■ **Stored data**
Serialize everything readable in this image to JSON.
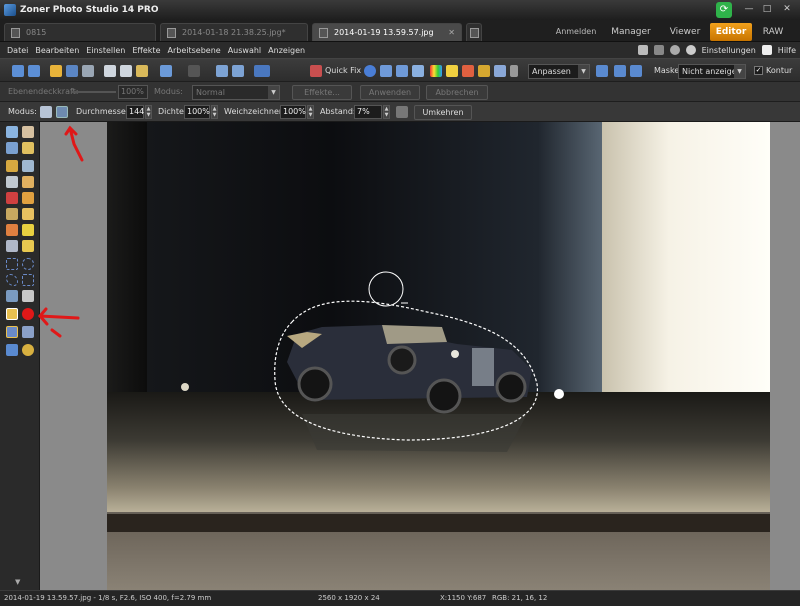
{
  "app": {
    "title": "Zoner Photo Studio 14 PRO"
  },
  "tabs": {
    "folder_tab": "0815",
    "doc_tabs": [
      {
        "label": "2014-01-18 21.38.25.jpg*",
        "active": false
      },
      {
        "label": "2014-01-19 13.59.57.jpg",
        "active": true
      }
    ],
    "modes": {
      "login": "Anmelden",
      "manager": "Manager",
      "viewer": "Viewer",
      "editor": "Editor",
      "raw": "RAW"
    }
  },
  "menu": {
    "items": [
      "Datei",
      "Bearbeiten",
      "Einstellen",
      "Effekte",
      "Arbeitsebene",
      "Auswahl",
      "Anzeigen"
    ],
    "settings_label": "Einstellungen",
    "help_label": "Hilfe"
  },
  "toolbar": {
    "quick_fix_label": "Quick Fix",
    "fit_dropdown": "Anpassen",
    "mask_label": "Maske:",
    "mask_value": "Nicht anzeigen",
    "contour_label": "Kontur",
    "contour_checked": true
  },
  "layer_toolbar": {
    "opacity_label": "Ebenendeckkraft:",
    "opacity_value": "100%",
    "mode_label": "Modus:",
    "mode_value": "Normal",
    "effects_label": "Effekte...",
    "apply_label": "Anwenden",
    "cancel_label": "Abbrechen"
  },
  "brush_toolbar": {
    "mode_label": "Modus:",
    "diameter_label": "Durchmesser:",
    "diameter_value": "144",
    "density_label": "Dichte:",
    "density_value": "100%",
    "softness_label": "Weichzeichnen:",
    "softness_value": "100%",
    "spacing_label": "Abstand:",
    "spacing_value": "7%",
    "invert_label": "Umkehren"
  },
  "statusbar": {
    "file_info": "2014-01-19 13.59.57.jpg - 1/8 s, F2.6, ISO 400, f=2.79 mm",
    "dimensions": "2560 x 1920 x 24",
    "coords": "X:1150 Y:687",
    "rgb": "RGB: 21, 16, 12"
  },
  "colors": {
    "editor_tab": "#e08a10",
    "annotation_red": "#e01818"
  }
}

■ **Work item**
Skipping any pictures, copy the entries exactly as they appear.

■ **Output for this task**
Serialize everything readable in this image to JSON.
{
  "app": {
    "title": "Zoner Photo Studio 14 PRO"
  },
  "tabs": {
    "folder_tab": "0815",
    "doc_tabs": [
      {
        "label": "2014-01-18 21.38.25.jpg*",
        "active": false
      },
      {
        "label": "2014-01-19 13.59.57.jpg",
        "active": true
      }
    ],
    "modes": {
      "login": "Anmelden",
      "manager": "Manager",
      "viewer": "Viewer",
      "editor": "Editor",
      "raw": "RAW"
    }
  },
  "menu": {
    "items": [
      "Datei",
      "Bearbeiten",
      "Einstellen",
      "Effekte",
      "Arbeitsebene",
      "Auswahl",
      "Anzeigen"
    ],
    "settings_label": "Einstellungen",
    "help_label": "Hilfe"
  },
  "toolbar": {
    "quick_fix_label": "Quick Fix",
    "fit_dropdown": "Anpassen",
    "mask_label": "Maske:",
    "mask_value": "Nicht anzeigen",
    "contour_label": "Kontur",
    "contour_checked": true
  },
  "layer_toolbar": {
    "opacity_label": "Ebenendeckkraft:",
    "opacity_value": "100%",
    "mode_label": "Modus:",
    "mode_value": "Normal",
    "effects_label": "Effekte...",
    "apply_label": "Anwenden",
    "cancel_label": "Abbrechen"
  },
  "brush_toolbar": {
    "mode_label": "Modus:",
    "diameter_label": "Durchmesser:",
    "diameter_value": "144",
    "density_label": "Dichte:",
    "density_value": "100%",
    "softness_label": "Weichzeichnen:",
    "softness_value": "100%",
    "spacing_label": "Abstand:",
    "spacing_value": "7%",
    "invert_label": "Umkehren"
  },
  "statusbar": {
    "file_info": "2014-01-19 13.59.57.jpg - 1/8 s, F2.6, ISO 400, f=2.79 mm",
    "dimensions": "2560 x 1920 x 24",
    "coords": "X:1150 Y:687",
    "rgb": "RGB: 21, 16, 12"
  },
  "colors": {
    "editor_tab": "#e08a10",
    "annotation_red": "#e01818"
  }
}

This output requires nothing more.